## WHAT TO DO:
Tell how many lines in the following entries include the word "order", giving the figure alone.

## STORED DATA:
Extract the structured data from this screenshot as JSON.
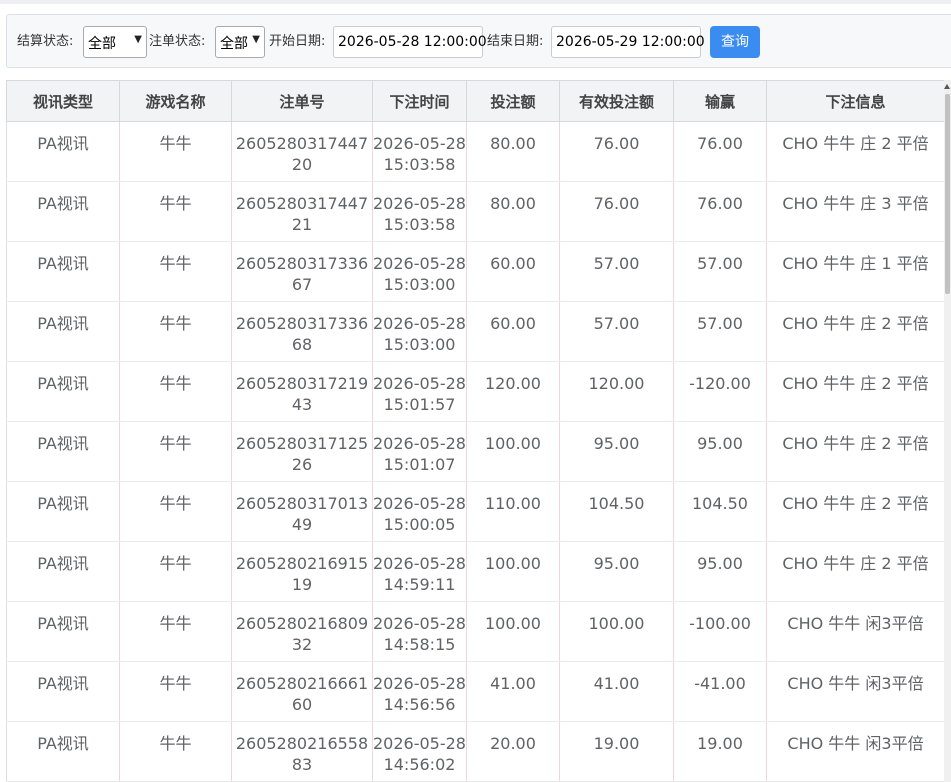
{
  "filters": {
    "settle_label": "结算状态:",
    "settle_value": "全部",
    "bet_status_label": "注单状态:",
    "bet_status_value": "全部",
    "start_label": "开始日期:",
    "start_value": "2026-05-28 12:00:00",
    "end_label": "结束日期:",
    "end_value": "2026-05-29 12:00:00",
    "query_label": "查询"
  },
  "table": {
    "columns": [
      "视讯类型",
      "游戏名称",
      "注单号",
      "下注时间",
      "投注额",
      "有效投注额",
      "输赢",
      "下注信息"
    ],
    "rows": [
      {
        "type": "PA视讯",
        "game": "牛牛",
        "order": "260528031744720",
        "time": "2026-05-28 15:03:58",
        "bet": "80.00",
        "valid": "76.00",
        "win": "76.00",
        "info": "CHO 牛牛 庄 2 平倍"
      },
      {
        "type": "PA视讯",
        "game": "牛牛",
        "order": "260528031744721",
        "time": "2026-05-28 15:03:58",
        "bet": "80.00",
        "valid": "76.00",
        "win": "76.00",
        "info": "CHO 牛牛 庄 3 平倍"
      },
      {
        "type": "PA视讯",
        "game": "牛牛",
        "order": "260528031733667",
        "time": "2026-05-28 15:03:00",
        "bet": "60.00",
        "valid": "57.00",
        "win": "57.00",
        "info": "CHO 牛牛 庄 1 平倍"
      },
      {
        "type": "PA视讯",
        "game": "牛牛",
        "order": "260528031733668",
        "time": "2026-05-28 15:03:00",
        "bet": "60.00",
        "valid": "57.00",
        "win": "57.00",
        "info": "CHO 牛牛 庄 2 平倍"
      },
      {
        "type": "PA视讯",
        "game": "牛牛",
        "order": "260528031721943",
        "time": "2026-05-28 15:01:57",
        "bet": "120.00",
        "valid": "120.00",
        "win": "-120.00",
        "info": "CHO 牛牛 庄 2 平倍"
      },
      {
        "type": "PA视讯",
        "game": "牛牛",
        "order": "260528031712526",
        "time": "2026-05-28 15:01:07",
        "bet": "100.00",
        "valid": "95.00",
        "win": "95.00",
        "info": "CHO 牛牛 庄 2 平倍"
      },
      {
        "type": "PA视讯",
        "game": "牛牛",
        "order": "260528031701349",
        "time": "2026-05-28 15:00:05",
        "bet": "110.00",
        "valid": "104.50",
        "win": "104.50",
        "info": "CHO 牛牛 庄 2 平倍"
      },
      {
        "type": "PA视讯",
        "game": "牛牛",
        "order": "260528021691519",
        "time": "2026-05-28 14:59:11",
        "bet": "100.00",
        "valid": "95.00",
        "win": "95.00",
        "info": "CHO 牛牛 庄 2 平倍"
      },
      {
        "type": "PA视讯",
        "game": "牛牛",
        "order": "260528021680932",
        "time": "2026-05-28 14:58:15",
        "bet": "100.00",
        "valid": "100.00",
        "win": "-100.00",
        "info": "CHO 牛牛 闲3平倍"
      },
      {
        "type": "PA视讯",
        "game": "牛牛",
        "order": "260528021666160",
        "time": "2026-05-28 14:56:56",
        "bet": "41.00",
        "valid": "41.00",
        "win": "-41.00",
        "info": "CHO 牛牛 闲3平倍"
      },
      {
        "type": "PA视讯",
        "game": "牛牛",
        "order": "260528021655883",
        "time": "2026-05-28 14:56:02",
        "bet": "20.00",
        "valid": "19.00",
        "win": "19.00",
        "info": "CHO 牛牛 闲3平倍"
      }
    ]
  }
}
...
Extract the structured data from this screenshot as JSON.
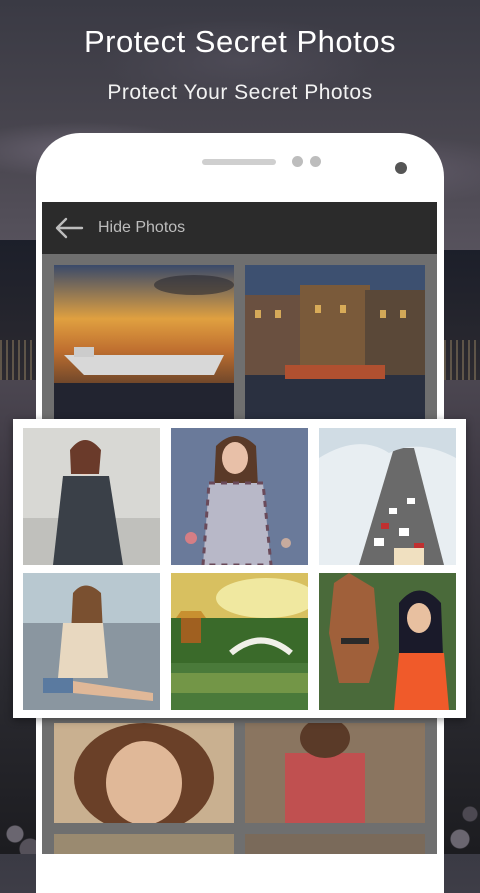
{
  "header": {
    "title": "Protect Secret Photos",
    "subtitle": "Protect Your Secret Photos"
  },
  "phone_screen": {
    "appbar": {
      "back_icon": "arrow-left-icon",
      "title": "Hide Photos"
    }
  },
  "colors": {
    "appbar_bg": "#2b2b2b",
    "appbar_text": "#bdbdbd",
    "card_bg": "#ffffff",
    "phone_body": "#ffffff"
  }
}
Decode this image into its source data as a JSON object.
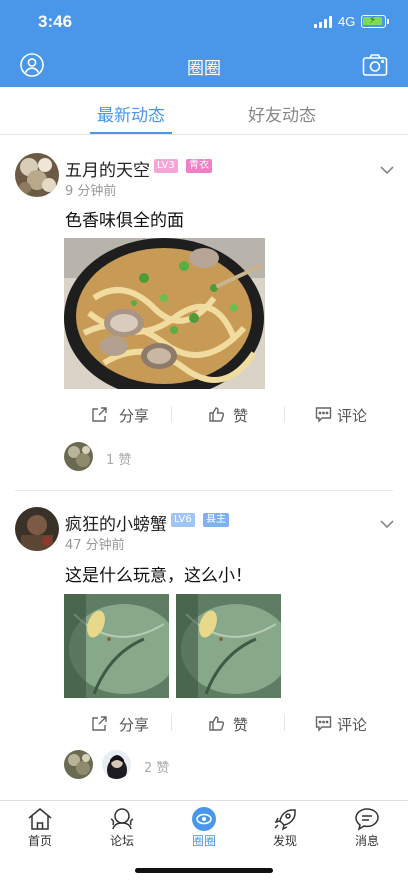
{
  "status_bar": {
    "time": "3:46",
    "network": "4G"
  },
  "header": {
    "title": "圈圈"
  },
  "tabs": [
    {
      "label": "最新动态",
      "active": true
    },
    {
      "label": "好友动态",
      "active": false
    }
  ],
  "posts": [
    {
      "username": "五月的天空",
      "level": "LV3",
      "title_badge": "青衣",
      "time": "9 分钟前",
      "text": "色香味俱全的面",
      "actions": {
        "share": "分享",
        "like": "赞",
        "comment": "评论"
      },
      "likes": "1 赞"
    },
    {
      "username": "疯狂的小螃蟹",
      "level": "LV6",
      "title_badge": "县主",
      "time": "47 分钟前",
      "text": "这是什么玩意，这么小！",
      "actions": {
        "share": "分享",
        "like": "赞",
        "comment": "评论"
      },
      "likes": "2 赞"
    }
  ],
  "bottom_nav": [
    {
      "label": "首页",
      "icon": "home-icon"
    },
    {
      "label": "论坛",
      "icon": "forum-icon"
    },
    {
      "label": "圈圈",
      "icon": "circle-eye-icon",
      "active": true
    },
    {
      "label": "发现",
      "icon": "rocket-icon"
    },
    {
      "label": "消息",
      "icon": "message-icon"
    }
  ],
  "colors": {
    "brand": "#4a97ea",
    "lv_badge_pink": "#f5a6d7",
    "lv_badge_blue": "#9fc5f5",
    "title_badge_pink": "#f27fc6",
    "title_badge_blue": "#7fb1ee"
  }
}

## EXERCISE SOLUTION:
11